__Given data__:
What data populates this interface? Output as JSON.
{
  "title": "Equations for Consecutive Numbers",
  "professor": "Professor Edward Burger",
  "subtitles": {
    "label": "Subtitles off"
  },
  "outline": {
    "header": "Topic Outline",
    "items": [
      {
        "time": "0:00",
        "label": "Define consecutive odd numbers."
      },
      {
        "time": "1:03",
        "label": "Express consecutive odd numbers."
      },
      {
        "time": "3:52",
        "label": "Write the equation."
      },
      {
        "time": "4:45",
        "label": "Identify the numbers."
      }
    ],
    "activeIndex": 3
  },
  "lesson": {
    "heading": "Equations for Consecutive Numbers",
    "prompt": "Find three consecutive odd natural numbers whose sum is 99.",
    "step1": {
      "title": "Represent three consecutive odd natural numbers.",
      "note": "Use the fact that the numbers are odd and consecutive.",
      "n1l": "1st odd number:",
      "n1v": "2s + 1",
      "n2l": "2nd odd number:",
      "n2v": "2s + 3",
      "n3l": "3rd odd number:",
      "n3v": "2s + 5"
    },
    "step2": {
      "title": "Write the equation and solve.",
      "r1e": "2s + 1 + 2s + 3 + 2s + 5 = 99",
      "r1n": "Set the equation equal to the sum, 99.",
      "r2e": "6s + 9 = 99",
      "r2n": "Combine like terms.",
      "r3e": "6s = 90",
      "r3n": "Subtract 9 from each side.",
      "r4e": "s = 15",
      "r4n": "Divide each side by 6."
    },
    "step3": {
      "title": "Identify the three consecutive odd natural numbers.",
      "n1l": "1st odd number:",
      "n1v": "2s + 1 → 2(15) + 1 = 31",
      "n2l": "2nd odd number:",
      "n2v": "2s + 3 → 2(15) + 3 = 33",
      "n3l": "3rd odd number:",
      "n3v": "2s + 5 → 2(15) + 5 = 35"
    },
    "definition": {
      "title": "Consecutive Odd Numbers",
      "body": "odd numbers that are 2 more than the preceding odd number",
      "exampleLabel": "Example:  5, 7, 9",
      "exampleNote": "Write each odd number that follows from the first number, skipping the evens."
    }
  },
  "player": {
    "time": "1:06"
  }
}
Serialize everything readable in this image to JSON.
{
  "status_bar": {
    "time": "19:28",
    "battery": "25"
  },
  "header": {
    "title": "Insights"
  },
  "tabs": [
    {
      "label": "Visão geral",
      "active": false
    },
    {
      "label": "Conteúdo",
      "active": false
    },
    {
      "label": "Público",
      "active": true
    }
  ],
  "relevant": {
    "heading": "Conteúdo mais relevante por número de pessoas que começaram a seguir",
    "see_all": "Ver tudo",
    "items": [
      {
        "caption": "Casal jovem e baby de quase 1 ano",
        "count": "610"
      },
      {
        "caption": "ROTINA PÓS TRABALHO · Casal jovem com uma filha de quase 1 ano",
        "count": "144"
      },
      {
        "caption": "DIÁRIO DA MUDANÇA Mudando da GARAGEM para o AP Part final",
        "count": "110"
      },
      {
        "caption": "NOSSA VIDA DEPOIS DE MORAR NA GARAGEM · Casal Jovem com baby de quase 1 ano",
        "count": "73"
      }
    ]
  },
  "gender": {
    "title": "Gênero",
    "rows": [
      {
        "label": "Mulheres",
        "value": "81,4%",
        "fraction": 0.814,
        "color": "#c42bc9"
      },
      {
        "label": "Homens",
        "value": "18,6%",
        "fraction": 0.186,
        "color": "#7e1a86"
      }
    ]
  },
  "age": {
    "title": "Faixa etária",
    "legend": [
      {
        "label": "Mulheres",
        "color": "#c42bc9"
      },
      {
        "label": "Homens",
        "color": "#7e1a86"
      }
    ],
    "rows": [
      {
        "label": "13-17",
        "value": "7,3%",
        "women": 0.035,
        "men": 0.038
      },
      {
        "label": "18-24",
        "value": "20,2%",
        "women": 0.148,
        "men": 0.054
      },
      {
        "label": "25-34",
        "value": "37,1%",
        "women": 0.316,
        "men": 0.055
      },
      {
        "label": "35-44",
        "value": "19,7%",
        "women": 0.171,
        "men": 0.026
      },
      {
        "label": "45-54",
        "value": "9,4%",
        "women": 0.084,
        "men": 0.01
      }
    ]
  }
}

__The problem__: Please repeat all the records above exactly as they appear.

__Response to the exercise__:
What data populates this interface? Output as JSON.
{
  "title": "Equations for Consecutive Numbers",
  "professor": "Professor Edward Burger",
  "subtitles": {
    "label": "Subtitles off"
  },
  "outline": {
    "header": "Topic Outline",
    "items": [
      {
        "time": "0:00",
        "label": "Define consecutive odd numbers."
      },
      {
        "time": "1:03",
        "label": "Express consecutive odd numbers."
      },
      {
        "time": "3:52",
        "label": "Write the equation."
      },
      {
        "time": "4:45",
        "label": "Identify the numbers."
      }
    ],
    "activeIndex": 3
  },
  "lesson": {
    "heading": "Equations for Consecutive Numbers",
    "prompt": "Find three consecutive odd natural numbers whose sum is 99.",
    "step1": {
      "title": "Represent three consecutive odd natural numbers.",
      "note": "Use the fact that the numbers are odd and consecutive.",
      "n1l": "1st odd number:",
      "n1v": "2s + 1",
      "n2l": "2nd odd number:",
      "n2v": "2s + 3",
      "n3l": "3rd odd number:",
      "n3v": "2s + 5"
    },
    "step2": {
      "title": "Write the equation and solve.",
      "r1e": "2s + 1 + 2s + 3 + 2s + 5 = 99",
      "r1n": "Set the equation equal to the sum, 99.",
      "r2e": "6s + 9 = 99",
      "r2n": "Combine like terms.",
      "r3e": "6s = 90",
      "r3n": "Subtract 9 from each side.",
      "r4e": "s = 15",
      "r4n": "Divide each side by 6."
    },
    "step3": {
      "title": "Identify the three consecutive odd natural numbers.",
      "n1l": "1st odd number:",
      "n1v": "2s + 1 → 2(15) + 1 = 31",
      "n2l": "2nd odd number:",
      "n2v": "2s + 3 → 2(15) + 3 = 33",
      "n3l": "3rd odd number:",
      "n3v": "2s + 5 → 2(15) + 5 = 35"
    },
    "definition": {
      "title": "Consecutive Odd Numbers",
      "body": "odd numbers that are 2 more than the preceding odd number",
      "exampleLabel": "Example:  5, 7, 9",
      "exampleNote": "Write each odd number that follows from the first number, skipping the evens."
    }
  },
  "player": {
    "time": "1:06"
  }
}
Serialize everything readable in this image to JSON.
{
  "status_bar": {
    "time": "19:28",
    "battery": "25"
  },
  "header": {
    "title": "Insights"
  },
  "tabs": [
    {
      "label": "Visão geral",
      "active": false
    },
    {
      "label": "Conteúdo",
      "active": false
    },
    {
      "label": "Público",
      "active": true
    }
  ],
  "relevant": {
    "heading": "Conteúdo mais relevante por número de pessoas que começaram a seguir",
    "see_all": "Ver tudo",
    "items": [
      {
        "caption": "Casal jovem e baby de quase 1 ano",
        "count": "610"
      },
      {
        "caption": "ROTINA PÓS TRABALHO · Casal jovem com uma filha de quase 1 ano",
        "count": "144"
      },
      {
        "caption": "DIÁRIO DA MUDANÇA Mudando da GARAGEM para o AP Part final",
        "count": "110"
      },
      {
        "caption": "NOSSA VIDA DEPOIS DE MORAR NA GARAGEM · Casal Jovem com baby de quase 1 ano",
        "count": "73"
      }
    ]
  },
  "gender": {
    "title": "Gênero",
    "rows": [
      {
        "label": "Mulheres",
        "value": "81,4%",
        "fraction": 0.814,
        "color": "#c42bc9"
      },
      {
        "label": "Homens",
        "value": "18,6%",
        "fraction": 0.186,
        "color": "#7e1a86"
      }
    ]
  },
  "age": {
    "title": "Faixa etária",
    "legend": [
      {
        "label": "Mulheres",
        "color": "#c42bc9"
      },
      {
        "label": "Homens",
        "color": "#7e1a86"
      }
    ],
    "rows": [
      {
        "label": "13-17",
        "value": "7,3%",
        "women": 0.035,
        "men": 0.038
      },
      {
        "label": "18-24",
        "value": "20,2%",
        "women": 0.148,
        "men": 0.054
      },
      {
        "label": "25-34",
        "value": "37,1%",
        "women": 0.316,
        "men": 0.055
      },
      {
        "label": "35-44",
        "value": "19,7%",
        "women": 0.171,
        "men": 0.026
      },
      {
        "label": "45-54",
        "value": "9,4%",
        "women": 0.084,
        "men": 0.01
      }
    ]
  }
}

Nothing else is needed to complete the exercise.